PROBLEM REQUIREMENTS
Compute how many lines below contain the word "Hour" and respond with that number only.

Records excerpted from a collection
* * * * *

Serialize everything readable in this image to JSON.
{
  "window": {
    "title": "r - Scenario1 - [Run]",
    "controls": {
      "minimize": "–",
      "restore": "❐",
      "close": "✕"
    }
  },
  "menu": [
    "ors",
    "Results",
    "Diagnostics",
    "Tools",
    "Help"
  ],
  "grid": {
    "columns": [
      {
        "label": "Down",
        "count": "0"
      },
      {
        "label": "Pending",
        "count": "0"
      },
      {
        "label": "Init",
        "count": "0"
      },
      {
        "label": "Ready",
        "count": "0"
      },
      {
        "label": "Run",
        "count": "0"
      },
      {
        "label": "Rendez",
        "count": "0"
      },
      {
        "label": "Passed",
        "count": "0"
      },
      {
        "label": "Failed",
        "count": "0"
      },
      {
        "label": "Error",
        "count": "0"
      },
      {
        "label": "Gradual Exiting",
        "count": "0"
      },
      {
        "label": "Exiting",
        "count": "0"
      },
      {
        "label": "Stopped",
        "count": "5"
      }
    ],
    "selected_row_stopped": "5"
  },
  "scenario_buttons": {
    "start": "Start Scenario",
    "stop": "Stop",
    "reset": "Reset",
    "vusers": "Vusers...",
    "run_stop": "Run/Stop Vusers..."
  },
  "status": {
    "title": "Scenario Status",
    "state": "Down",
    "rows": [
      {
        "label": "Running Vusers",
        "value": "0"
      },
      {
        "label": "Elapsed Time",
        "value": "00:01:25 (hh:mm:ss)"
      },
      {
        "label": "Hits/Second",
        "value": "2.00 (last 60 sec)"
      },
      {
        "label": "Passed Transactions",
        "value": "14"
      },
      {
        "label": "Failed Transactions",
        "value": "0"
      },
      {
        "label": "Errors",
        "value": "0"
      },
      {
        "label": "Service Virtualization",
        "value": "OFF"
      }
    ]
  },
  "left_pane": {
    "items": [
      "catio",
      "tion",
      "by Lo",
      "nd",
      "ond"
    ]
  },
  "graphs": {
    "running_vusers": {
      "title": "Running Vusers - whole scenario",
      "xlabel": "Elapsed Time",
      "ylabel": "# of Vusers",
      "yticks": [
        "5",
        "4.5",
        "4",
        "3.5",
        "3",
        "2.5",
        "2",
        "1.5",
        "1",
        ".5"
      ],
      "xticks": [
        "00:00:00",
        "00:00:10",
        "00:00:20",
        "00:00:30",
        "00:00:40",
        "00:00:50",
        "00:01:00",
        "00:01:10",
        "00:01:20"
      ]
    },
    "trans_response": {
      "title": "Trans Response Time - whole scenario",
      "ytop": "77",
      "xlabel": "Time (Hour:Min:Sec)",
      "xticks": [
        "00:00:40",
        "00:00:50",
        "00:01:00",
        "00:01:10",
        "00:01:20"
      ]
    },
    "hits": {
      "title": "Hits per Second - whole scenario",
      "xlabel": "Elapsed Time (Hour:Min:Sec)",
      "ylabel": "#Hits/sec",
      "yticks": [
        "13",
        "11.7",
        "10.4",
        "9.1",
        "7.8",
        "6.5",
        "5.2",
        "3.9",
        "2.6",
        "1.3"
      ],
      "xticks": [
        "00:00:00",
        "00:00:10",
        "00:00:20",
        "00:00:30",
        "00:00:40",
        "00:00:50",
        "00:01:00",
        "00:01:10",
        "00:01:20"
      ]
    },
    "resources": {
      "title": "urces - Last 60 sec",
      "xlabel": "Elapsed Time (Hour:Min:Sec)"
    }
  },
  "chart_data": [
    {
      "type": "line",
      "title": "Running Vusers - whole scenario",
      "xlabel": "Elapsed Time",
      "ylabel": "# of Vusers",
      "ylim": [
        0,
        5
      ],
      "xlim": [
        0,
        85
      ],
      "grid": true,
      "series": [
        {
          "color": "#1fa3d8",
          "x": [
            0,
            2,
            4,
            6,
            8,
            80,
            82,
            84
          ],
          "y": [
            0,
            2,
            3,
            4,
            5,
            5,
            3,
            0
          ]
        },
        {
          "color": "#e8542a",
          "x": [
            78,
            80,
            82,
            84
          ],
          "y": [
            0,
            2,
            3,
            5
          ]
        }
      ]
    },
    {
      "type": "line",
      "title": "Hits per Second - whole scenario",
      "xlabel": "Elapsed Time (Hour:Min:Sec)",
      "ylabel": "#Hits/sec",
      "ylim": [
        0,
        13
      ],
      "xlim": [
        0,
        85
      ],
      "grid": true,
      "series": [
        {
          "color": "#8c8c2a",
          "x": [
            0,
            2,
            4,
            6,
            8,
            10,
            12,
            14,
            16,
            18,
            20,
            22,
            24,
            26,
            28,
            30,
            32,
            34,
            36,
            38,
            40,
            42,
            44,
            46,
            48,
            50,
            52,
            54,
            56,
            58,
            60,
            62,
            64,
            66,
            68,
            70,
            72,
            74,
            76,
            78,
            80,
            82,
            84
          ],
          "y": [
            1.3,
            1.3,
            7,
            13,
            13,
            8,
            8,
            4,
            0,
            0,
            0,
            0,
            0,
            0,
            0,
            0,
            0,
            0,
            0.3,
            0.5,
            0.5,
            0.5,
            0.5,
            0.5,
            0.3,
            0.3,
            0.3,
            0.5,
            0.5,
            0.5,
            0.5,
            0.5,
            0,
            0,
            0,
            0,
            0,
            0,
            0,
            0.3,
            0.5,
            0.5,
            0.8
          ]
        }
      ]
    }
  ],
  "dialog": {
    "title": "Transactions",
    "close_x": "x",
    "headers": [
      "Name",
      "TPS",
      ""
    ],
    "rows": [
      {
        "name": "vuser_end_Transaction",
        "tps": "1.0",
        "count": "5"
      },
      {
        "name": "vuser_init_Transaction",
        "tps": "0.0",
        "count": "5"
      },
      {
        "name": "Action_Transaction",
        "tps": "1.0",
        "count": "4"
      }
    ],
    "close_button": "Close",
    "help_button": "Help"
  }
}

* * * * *

REPLY
4